Be careful not to wrap other flammable insulation materials where they might catch fire. If you don’t feel safe insulating the pipes by yourself, call your local plumbing services professional in to handle the job.

If you do choose to insulate the pipes by yourself, good insulation materials for pipes are:

  • Wraps or roll insulation: Lots of plumbers, hardware stores and big box retailers provide insulation – typically fiberglass, foam wraps or pipe sleeves – that you can use to wrap or fit around your pipes. They are sold in various lengths and sizes to suit the needs of your home.
  • Newspaper: To some degree, newspaper can be used as insulation. If the weather is going to get cold and you aren’t able to put in more insulation soon enough, try wrapping uninsulated pipes in this.
  • Towels or rags: If you aren’t able to buy insulation and don’t have any newspaper close by, wrapping notably vulnerable pipes with towels or clean rags as a final effort can be just enough to keep the cold air off the pipes.

Another preventative step you can attempt to keep pipes from becoming frozen is to fill any cracks that could permit cold air inside your home. Keep an eye on the window frames, which can draw in surprisingly powerful drafts. Not only should this help to keep your pipes from freezing, but it will have the added benefit of making your home more energy efficient.

Five More Ways to Keep Your Pipes from Freezing:
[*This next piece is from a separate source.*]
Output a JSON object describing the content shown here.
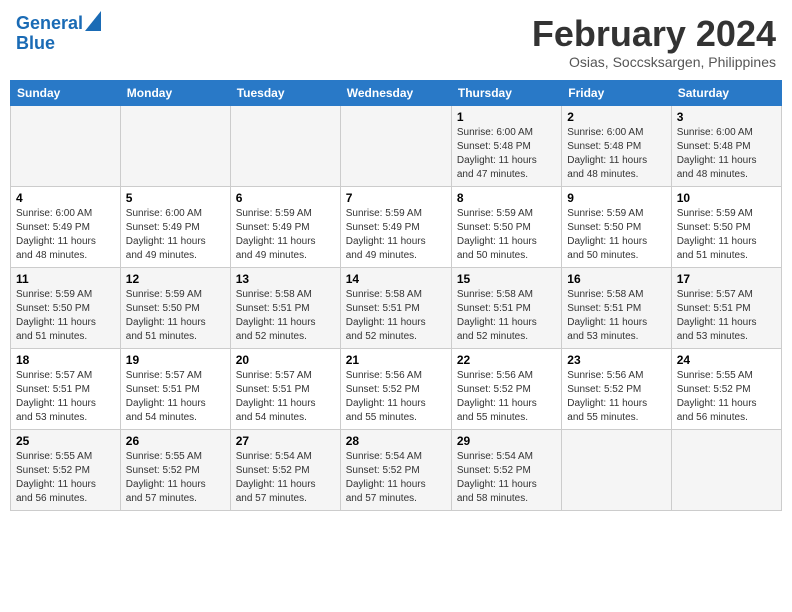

  • Open the cabinet doors. Opening the cabinet doors underneath the sinks and other areas of your home with plumbing will permit more warm air from the rest of the room to flow near the pipes.
  • Letting water drip. Keeping the water flowing by letting your faucets drip even just a little can help thwart frozen pipes.
  • Open interior doors. By opening doors between rooms or hallways, your home can be heated more equally. This is particularly important if you have a room that is frequently colder or hotter than the rest of the home.
  • Close the garage door. The exception to the open doors advice is the garage door, which you should keep down – namely if your water lines run through the garage.
  • Keep the heat steady. Experts suggest setting the thermostat at a persistent temperature and leaving it in place, rather than allowing it to get cooler at night. Set it no cooler than 55 degrees.

How to Keep Pipes from Freezing in an Empty Home
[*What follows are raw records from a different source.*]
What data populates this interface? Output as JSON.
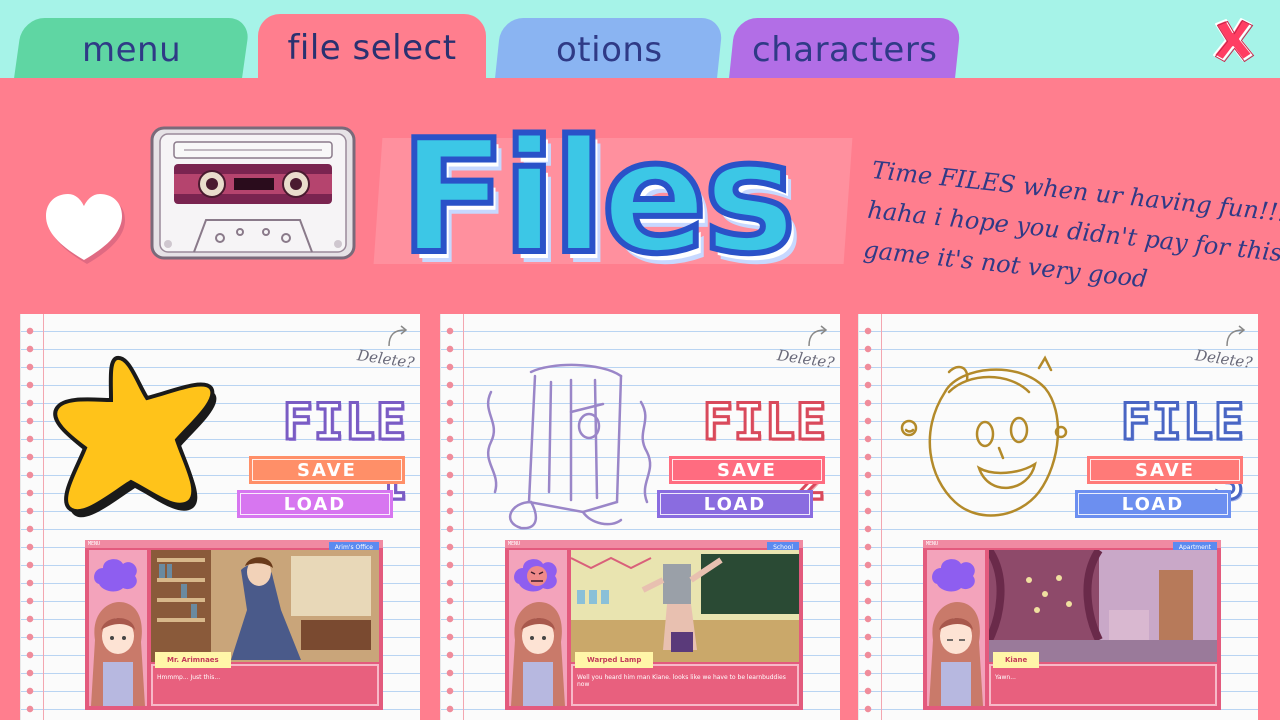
{
  "tabs": {
    "menu": "menu",
    "file_select": "file select",
    "options": "otions",
    "characters": "characters"
  },
  "close_icon": "x-close-icon",
  "title": "Files",
  "tagline": [
    "Time FILES when ur having fun!!!1",
    "haha i hope you didn't pay for this",
    "game it's not very good"
  ],
  "files": [
    {
      "label": "FILE 1",
      "delete": "Delete?",
      "save": "SAVE",
      "load": "LOAD",
      "doodle": "yellow-star-icon",
      "preview": {
        "menu": "MENU",
        "location": "Arim's Office",
        "name": "Mr. Arimnaes",
        "text": "Hmmmp... Just this..."
      }
    },
    {
      "label": "FILE 2",
      "delete": "Delete?",
      "save": "SAVE",
      "load": "LOAD",
      "doodle": "warped-lamp-sketch",
      "preview": {
        "menu": "MENU",
        "location": "School",
        "name": "Warped Lamp",
        "text": "Well you heard him man Kiane. looks like we have to be learnbuddies now"
      }
    },
    {
      "label": "FILE 3",
      "delete": "Delete?",
      "save": "SAVE",
      "load": "LOAD",
      "doodle": "kiane-face-sketch",
      "preview": {
        "menu": "MENU",
        "location": "Apartment",
        "name": "Kiane",
        "text": "Yawn..."
      }
    }
  ],
  "colors": {
    "background_top": "#a6f3e8",
    "panel": "#ff7e8e",
    "tab_menu": "#5fd6a3",
    "tab_options": "#8ab4f2",
    "tab_characters": "#b26ee6",
    "title_fill": "#3cc7e6",
    "title_outline": "#2a52c8"
  }
}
When you’re inside a house, it’s easier to know when something goes wrong. But what added steps can you take to prevent pipes from freezing in an empty home or vacation home when the damages from a frozen pipe can remain unnoticed for days or even weeks?

As with the main residence, placing extra insulation around any exposed water lines, opening interior doors throughout the home and winterizing the vacant home are the first steps to try at first.

Other Steps to Stop Pipes from Freezing in a Vacant Home:

  1. Leave the heat on. Even though you aren't currently using the home, it’s best to keep the heat on – even if you adjust the thermostat down lower than you would if you were there. As with a primary residence, experts encourage keeping the temperature at no lower than 55 degrees.
  2. Shut water off and drain the lines. If you’re going to be away for a long time or are winterizing a vacation cabin or cottage, shutting the water off to the house and clearing the water out of the water lines is one way to stop pipes from freezing and bursting open. Don’t forget to drain the water out of all appliances, like the hot water heater, as well as the toilets. See to it that you get all the water from the pipes. If you’re unsure of how to clear out the water from the pipes, or don’t feel secure handling it on your own, a plumber in will be delighted to help.